How to Patina
***Remember: dissembling and/or customizing your knife will void any warranty that is applicable to your knife. Don’t dissemble, patina, or modify your knife if you’re planning on returning it.
1. Dissemble the knife. You’ll want to dissemble the knife so the blade will be laying flat and will be easier to work on.
2. Clean the blade. Windex and Clorox work well to wipe down the blade.
3. Start the Patina. There are several options you can choose from to create a patina including mustard, ketchup, Tobasco sauce, white vinegar, and lemon juice. For this paper towel patina, Parker said vinegar works best.
First, lay the blade down flat on a paper towel and place another paper towel on top of the blade. Pour some vinegar on the paper towel that’s on top of the blade. You’ll want to use enough so that all of the paper towel that’s covering th blade is wet.
4. Wait. Come back and check on the blade after 45 minutes. The paper should be brown and still damp. Lift up the paper towel, and if the paper towel pattern on the blade is as dark as you want it, you’re done and you can remove the paper towel. If you want the pattern darker, you can leave it a little longer—just make sure the paper towel doesn’t dry out completely because it will run the risk of rusting the blade.

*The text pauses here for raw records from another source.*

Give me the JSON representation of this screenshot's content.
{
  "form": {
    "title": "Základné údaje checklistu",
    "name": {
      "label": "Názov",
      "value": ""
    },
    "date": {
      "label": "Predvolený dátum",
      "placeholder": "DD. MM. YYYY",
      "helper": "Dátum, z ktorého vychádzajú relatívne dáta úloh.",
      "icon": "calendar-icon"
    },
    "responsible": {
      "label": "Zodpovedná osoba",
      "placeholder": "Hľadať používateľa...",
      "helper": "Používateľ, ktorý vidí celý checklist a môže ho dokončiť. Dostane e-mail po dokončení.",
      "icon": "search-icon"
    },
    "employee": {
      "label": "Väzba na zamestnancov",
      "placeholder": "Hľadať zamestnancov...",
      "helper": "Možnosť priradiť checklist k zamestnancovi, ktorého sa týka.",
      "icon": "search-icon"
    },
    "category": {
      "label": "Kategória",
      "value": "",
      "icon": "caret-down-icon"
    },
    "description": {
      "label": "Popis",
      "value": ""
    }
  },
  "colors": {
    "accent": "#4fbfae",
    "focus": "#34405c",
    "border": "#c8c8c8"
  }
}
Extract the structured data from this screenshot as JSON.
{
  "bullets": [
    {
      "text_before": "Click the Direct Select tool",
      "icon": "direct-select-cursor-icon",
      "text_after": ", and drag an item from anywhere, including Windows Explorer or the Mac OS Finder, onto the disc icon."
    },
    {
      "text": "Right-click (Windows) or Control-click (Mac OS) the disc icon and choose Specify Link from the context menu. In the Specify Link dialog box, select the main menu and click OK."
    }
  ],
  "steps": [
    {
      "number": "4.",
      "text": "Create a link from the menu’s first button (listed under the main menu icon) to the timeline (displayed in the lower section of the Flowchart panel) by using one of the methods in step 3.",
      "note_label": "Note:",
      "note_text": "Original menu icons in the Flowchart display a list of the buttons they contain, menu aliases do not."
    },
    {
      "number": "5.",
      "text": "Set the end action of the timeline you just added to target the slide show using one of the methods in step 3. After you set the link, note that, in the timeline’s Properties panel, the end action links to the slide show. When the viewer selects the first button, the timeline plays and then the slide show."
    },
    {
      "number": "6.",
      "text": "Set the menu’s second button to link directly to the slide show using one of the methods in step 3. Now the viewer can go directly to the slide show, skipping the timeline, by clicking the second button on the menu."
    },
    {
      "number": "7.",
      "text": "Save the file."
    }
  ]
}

5. Wipe down the blade. It’s important to wipe the blade down again to stop the patina process. WD-40, gun oil, and even PAM (Yupp, the cooking spray) work well to remove the moisture from the blade. Make sure when you’ve finished that the blade is completely dry.
So that’s it—pretty easy, right? And after you’ve finished, you have a unique knife with an awesome paper towel patina.
I only focused on the blade today, but Parker obviously added some jimping and made some pretty cool changes to the handle, too. If you’re interested in any of that, leave a comment and I’ll do what I can to make a separate post about some of those things.